(Interface dataset entries)

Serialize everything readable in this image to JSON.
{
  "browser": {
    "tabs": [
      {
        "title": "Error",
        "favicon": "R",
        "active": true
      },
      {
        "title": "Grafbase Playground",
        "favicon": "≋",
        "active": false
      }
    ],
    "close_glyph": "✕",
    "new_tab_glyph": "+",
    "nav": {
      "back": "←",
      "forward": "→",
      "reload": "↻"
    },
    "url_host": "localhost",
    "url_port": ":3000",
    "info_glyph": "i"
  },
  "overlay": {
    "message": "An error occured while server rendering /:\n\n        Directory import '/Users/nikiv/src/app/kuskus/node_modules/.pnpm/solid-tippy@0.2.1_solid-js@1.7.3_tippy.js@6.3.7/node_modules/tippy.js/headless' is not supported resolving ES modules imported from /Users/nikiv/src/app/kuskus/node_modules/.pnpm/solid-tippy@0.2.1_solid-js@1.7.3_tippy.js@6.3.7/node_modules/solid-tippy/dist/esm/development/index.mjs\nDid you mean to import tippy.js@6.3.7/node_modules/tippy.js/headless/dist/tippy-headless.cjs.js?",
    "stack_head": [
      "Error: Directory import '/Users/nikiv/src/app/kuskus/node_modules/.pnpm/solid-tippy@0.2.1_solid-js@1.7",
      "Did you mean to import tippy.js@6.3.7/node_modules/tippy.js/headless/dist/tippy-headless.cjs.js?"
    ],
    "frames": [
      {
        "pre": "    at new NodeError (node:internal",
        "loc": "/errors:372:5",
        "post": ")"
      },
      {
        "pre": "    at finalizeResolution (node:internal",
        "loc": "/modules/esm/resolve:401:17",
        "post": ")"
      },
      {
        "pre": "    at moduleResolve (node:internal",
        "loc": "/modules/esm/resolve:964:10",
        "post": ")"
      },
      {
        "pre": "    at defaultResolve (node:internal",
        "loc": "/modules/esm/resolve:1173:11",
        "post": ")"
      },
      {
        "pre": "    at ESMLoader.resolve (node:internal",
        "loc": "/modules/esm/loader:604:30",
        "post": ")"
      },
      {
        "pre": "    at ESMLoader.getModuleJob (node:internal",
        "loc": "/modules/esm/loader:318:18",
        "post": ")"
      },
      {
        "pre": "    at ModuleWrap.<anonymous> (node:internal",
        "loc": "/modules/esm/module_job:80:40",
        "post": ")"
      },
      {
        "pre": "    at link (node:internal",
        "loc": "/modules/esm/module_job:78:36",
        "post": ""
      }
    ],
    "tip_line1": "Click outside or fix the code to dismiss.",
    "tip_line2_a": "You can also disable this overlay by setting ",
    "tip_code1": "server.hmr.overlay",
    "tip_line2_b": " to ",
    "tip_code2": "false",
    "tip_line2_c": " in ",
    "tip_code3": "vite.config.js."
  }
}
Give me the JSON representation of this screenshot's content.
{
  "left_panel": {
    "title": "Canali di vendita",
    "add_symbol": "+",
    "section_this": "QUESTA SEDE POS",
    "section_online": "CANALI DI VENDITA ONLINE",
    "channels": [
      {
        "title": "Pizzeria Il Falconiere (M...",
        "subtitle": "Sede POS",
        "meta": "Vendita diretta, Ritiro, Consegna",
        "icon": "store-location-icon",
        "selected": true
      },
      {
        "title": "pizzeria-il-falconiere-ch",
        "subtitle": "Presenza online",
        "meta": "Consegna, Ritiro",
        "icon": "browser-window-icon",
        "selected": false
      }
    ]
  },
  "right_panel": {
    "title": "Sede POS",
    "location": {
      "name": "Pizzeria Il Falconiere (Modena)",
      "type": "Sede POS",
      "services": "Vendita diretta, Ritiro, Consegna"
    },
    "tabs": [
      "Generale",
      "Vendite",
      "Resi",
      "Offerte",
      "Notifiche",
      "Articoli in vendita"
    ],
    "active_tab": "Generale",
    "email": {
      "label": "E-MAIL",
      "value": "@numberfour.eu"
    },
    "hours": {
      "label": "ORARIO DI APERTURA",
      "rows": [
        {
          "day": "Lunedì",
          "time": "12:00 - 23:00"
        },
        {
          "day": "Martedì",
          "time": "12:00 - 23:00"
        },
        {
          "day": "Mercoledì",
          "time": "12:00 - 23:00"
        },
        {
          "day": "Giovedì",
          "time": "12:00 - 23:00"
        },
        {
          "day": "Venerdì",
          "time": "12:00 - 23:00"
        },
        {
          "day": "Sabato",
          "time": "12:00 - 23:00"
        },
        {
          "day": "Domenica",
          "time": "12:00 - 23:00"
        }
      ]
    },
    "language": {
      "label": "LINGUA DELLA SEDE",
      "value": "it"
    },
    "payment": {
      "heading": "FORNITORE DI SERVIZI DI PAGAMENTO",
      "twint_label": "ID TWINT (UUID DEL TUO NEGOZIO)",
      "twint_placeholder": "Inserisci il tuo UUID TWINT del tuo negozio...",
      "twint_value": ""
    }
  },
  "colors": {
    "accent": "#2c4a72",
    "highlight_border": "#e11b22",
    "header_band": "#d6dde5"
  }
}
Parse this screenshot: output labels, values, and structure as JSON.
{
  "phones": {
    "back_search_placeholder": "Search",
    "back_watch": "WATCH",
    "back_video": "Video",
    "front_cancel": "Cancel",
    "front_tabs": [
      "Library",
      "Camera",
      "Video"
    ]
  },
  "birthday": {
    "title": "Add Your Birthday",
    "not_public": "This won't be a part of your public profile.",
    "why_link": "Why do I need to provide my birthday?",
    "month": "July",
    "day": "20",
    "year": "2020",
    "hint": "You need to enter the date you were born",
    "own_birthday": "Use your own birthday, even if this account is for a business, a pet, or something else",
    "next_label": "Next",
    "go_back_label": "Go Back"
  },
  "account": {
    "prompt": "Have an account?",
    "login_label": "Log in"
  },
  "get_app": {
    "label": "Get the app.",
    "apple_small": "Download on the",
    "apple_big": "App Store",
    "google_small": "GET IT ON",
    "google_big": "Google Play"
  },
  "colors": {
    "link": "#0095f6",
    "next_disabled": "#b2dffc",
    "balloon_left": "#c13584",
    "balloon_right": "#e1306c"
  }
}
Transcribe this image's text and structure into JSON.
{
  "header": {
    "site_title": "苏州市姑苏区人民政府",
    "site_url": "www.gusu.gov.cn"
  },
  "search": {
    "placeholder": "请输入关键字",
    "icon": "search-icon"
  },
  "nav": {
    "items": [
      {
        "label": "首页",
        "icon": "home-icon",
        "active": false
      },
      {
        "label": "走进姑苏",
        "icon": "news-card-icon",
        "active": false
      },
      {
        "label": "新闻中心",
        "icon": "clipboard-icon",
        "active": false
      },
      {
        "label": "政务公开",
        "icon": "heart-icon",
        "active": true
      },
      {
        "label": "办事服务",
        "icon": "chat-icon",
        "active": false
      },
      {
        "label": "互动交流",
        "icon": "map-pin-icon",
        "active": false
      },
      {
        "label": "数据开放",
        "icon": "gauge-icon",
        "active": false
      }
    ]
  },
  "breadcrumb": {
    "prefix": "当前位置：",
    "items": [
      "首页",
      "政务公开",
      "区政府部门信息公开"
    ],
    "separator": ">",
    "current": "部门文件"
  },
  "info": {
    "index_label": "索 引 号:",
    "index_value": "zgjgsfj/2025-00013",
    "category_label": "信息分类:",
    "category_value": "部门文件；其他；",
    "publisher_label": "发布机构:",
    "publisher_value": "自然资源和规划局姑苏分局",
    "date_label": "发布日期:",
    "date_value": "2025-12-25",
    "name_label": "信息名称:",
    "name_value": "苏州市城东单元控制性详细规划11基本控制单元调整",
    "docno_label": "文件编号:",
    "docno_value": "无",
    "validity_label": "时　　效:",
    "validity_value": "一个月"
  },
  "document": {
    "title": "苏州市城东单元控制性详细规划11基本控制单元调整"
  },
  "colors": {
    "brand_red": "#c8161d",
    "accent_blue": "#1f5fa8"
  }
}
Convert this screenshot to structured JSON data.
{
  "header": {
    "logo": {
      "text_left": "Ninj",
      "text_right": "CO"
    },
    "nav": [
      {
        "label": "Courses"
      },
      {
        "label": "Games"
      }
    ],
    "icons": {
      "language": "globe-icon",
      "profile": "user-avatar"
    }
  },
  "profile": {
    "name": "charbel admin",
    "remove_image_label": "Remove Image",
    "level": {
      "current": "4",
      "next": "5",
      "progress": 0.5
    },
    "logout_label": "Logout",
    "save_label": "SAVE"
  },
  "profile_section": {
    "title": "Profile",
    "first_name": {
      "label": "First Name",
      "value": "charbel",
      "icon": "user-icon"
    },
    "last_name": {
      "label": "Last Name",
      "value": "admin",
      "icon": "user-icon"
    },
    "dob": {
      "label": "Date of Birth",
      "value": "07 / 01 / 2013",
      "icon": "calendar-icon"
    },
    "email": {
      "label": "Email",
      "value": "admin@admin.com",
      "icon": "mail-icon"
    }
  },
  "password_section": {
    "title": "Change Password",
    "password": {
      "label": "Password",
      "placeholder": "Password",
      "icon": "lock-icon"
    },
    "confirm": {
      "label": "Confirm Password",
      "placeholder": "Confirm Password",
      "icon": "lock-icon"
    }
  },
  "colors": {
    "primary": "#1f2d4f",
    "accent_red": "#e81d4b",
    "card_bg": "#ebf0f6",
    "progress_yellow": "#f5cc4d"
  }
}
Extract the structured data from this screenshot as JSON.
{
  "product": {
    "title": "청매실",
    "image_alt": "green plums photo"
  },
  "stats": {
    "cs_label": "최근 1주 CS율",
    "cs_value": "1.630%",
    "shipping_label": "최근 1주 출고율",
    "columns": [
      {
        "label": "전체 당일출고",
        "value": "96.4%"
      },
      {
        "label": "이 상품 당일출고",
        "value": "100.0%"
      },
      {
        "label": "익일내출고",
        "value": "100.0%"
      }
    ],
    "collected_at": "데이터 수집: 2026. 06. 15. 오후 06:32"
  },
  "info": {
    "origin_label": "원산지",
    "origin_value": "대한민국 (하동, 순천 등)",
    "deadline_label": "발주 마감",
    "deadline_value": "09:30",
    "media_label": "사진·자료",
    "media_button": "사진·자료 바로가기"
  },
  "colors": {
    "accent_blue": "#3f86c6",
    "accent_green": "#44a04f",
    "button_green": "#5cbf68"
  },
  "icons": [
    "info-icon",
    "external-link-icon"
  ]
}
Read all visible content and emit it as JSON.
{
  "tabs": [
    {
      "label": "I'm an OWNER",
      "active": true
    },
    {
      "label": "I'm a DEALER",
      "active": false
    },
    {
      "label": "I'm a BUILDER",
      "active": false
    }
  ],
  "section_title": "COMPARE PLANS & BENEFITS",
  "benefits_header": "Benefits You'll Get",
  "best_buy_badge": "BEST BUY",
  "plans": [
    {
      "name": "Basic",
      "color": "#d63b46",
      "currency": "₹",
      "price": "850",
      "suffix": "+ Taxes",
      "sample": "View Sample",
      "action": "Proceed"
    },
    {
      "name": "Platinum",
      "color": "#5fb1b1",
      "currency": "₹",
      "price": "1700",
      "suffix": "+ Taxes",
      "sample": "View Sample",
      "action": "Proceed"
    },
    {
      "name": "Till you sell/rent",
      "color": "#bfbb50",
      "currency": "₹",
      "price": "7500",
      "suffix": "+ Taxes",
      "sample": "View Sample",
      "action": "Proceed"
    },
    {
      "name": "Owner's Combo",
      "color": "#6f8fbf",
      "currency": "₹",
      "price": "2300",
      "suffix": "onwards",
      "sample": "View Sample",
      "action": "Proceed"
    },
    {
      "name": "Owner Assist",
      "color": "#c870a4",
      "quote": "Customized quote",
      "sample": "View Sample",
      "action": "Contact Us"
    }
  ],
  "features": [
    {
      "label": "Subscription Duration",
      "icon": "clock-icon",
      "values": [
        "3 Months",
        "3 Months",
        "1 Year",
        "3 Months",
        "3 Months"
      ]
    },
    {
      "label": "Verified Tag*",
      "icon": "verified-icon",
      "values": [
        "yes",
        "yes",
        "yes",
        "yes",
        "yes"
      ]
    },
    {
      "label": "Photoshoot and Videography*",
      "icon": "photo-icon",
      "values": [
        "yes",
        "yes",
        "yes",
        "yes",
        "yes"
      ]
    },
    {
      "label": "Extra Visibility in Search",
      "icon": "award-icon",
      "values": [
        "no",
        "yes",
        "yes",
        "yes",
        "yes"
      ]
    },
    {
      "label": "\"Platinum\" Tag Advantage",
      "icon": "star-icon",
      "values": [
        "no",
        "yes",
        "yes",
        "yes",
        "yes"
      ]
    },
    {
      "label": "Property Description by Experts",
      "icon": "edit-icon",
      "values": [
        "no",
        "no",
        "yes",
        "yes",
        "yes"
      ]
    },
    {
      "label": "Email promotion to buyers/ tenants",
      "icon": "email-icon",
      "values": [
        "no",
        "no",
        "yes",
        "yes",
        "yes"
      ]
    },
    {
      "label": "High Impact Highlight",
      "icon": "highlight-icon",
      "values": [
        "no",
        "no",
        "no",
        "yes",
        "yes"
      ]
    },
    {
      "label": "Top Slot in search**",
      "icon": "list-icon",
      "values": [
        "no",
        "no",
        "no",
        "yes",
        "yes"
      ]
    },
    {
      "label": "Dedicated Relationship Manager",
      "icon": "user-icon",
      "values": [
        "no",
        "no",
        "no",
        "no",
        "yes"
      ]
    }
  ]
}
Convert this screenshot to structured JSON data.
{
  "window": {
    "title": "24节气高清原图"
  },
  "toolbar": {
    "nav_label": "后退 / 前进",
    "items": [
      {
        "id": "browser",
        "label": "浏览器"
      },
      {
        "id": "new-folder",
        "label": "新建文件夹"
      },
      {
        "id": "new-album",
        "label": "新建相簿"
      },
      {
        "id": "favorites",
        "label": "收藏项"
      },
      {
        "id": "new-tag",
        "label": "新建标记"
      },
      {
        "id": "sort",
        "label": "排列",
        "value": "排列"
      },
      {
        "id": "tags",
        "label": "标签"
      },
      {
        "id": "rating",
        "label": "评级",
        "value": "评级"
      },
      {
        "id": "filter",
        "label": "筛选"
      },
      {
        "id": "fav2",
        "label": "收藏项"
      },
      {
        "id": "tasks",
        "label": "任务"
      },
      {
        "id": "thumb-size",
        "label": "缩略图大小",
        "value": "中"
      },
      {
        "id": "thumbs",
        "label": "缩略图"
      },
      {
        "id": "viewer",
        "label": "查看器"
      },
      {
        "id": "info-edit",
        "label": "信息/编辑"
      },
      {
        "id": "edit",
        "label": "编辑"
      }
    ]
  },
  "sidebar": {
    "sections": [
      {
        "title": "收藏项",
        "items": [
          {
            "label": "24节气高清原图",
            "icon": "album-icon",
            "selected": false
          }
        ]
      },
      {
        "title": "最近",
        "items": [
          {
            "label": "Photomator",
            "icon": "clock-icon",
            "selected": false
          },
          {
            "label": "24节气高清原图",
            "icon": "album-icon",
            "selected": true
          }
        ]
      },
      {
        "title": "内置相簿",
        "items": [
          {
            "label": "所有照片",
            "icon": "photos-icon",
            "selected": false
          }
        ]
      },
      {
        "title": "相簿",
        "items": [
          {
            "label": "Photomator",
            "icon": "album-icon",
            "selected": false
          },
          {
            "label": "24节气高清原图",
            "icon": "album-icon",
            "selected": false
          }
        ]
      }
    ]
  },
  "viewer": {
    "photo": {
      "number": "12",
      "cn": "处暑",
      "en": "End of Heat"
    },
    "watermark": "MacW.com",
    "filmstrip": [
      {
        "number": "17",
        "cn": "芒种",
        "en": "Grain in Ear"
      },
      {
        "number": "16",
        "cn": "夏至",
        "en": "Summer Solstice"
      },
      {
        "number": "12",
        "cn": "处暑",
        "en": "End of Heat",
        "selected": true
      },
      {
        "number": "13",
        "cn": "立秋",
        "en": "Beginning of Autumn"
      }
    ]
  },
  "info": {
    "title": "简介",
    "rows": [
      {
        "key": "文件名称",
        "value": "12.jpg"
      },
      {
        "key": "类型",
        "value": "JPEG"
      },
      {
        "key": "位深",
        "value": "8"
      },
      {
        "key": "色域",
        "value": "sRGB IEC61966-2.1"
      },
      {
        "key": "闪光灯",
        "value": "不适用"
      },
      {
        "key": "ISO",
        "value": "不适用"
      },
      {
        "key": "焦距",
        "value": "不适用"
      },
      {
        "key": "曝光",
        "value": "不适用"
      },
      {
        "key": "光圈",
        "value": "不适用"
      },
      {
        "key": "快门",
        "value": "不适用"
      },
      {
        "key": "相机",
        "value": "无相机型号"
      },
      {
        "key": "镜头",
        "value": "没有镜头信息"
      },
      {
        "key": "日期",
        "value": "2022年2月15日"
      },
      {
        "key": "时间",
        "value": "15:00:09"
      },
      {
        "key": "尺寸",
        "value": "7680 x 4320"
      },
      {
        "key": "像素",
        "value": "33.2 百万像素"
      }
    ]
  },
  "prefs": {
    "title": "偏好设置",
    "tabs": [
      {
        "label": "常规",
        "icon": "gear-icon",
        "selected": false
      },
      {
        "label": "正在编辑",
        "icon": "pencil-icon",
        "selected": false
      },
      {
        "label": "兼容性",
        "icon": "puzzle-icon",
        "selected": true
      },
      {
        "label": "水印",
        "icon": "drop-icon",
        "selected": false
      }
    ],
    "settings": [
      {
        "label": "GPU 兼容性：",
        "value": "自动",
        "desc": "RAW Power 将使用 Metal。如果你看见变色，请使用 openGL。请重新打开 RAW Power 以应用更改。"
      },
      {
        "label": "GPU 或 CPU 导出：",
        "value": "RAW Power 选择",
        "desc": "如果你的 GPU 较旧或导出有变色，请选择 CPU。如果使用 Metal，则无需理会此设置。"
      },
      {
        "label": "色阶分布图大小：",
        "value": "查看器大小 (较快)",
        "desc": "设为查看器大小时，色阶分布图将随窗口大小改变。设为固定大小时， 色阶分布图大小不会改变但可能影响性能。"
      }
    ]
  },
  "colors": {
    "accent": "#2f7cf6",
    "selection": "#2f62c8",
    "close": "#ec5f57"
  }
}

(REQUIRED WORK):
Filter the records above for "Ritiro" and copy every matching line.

(PROBLEM SOLUTION):
        "meta": "Vendita diretta, Ritiro, Consegna",
        "meta": "Consegna, Ritiro",
      "services": "Vendita diretta, Ritiro, Consegna"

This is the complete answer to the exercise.